The final day at Reading was marred by rain-clouds and the prospect of the end being nigh, yet a ray of sunshine spread across the arena with a heart-wrenching set from folk band Villagers showcasing both their softer and more recent upbeat material with skill. Rock brothers The Family Rain also proved to be a burst of energy, with their fast-paced and intriguing performance enticing a small yet pumped crowd into the Festival Republic set. To end the festival I ventured deep into the main stage crowd just in time for Fall Out Boy’s fairly average set, which despite attracting a large crowd, seemed to leave many of their fans standing around looking rather awkward. Particularly with the inclusion of pointless guest Foxes irritating more than impressing most, it was only great hits such as ‘Sugar, We’re Going Down’ , ‘Dance, Dance’ and ‘The Phoenix’ that saved it from disaster. With a portion of the crowd now missing, Nine Inch Nails was a pleasant surprise, with legend Trent Reznor pulsing heavy synth and percussion through a loyal following of fans. The foggy stage and menacing tracks like ‘The Collector’ created an intense and hypnotic atmosphere for the older fans gathered to dance to. If anyone had doubts surrounding Biffy Clyro headlining, they were very much proven false by an incredible performance by one of Britain’s best bands. The Scottish trio showed their mastery of the festival, (having played it a total of eight times previously)with humorous banter, spectacular pyrotechnics and stage design, and of course amazing renditions of hits such as ‘The Captain’, ‘That Golden Rule’ and ‘Black Chandelier’. With a diverse set consisting of lesser known gems like ‘Glitter and Trauma’, fan favourites like ‘Living is a Problem Because Everything Dies’ and a traditional acoustic performance of ‘Machines’ by frontman Simon Neil, Biffy Clyro were nothing but jaw-dropping in their headline spot.
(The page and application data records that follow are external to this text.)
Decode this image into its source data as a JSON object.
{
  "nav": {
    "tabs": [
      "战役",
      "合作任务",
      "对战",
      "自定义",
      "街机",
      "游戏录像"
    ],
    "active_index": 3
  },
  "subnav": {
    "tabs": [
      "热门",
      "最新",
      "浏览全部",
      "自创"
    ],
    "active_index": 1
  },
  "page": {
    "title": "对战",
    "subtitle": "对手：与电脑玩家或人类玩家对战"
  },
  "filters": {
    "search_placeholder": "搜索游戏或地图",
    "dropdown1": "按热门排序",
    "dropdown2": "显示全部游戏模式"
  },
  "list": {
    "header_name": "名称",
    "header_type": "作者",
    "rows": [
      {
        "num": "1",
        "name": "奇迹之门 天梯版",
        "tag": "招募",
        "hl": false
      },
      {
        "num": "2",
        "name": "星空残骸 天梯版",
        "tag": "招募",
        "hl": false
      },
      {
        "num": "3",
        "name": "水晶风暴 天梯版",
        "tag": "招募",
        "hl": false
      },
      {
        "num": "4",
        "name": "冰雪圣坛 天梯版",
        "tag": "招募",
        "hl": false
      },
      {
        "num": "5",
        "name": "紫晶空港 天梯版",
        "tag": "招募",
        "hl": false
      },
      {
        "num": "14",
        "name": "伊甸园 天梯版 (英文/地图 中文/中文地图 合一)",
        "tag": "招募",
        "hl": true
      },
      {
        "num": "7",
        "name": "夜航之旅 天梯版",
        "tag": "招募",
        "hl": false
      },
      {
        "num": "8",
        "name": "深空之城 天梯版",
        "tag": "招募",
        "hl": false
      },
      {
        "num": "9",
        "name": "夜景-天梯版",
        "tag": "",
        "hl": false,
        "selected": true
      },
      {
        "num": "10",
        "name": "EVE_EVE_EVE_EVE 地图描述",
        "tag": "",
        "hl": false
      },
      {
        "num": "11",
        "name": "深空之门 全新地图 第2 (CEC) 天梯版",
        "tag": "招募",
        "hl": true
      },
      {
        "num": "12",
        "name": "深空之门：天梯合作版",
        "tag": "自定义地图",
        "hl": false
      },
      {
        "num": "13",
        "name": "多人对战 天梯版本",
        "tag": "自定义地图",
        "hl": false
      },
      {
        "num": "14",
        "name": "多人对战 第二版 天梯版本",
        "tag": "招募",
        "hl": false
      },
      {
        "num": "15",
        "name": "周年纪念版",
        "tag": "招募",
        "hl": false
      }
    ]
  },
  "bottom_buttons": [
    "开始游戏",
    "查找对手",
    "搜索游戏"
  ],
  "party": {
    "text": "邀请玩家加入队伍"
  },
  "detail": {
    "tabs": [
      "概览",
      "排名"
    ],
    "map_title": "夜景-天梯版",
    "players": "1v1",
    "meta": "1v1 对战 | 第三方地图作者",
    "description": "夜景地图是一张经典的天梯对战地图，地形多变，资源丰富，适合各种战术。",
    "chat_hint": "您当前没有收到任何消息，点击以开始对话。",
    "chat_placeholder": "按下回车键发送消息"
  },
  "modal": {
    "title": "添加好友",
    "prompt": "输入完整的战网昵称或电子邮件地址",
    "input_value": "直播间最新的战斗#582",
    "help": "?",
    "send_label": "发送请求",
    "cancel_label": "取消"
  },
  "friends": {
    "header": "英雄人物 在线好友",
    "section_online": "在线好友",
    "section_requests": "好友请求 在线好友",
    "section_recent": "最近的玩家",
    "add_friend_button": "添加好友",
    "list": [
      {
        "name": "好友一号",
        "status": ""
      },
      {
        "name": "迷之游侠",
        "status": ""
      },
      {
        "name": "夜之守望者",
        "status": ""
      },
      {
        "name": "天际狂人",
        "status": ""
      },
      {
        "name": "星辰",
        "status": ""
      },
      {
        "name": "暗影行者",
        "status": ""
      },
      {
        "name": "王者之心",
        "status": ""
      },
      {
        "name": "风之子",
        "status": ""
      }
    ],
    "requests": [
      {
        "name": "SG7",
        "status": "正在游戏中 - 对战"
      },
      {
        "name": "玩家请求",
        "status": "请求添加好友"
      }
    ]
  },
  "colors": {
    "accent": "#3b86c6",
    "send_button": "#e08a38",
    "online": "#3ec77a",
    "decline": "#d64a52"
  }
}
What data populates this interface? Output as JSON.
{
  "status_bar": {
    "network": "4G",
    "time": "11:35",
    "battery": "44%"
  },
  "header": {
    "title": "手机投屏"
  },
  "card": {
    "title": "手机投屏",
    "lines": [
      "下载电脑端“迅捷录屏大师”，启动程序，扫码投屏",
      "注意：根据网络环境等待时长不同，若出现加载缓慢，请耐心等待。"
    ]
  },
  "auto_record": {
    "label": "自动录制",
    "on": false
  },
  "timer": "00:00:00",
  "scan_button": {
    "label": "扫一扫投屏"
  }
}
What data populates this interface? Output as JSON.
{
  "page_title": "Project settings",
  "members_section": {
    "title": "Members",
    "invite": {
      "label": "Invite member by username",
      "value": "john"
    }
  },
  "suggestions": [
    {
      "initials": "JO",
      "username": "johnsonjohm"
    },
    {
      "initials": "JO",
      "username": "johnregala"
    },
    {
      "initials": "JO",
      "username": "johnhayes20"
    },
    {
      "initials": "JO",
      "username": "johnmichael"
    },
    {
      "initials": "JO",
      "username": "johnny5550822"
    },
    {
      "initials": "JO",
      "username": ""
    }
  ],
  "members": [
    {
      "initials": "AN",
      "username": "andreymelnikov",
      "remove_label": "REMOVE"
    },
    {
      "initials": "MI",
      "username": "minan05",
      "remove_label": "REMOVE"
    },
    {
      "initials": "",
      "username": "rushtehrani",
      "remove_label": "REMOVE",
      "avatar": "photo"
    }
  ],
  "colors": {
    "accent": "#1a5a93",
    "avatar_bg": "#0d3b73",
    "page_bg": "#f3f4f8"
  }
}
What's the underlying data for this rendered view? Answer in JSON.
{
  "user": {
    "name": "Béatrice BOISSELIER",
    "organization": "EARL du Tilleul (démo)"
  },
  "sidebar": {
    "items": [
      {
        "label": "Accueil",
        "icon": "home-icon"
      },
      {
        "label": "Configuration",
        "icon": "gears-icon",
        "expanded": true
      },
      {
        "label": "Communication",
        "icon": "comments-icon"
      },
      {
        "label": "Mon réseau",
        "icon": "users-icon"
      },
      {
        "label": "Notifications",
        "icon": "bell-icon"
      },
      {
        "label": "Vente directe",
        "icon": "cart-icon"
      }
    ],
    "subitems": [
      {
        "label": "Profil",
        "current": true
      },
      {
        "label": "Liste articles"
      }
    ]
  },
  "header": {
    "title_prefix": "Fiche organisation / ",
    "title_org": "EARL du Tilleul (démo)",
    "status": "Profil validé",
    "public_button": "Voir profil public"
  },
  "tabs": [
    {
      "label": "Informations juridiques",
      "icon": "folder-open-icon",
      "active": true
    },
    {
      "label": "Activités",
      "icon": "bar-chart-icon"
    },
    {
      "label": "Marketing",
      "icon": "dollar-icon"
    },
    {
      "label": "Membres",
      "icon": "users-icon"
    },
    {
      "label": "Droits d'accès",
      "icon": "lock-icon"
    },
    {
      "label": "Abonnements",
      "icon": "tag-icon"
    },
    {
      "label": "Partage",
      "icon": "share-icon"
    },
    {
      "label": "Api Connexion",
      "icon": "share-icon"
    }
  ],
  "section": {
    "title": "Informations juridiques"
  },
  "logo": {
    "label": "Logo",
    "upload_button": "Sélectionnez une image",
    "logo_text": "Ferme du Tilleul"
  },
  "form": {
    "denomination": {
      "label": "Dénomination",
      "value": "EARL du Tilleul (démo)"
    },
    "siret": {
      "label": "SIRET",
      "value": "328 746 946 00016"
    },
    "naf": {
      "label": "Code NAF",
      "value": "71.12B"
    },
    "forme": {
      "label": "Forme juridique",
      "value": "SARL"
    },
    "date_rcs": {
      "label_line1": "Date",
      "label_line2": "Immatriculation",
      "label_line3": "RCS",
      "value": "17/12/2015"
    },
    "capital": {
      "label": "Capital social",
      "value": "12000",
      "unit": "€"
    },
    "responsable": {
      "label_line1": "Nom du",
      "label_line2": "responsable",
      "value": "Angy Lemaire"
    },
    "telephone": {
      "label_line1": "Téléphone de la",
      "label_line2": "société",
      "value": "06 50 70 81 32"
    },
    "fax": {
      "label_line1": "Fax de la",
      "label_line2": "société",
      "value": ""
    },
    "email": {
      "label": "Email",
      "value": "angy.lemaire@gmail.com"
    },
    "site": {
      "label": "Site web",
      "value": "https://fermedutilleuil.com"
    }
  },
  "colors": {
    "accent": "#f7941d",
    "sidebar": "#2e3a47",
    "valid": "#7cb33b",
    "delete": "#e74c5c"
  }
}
So with this year’s festival over, many are speculating as to what next year might bring. But if one thing is for certain, Reading Festival still remains Britain’s best annual festival and with a line-up like this year’s being promised in the future, it’s fast becoming the best festival in the world.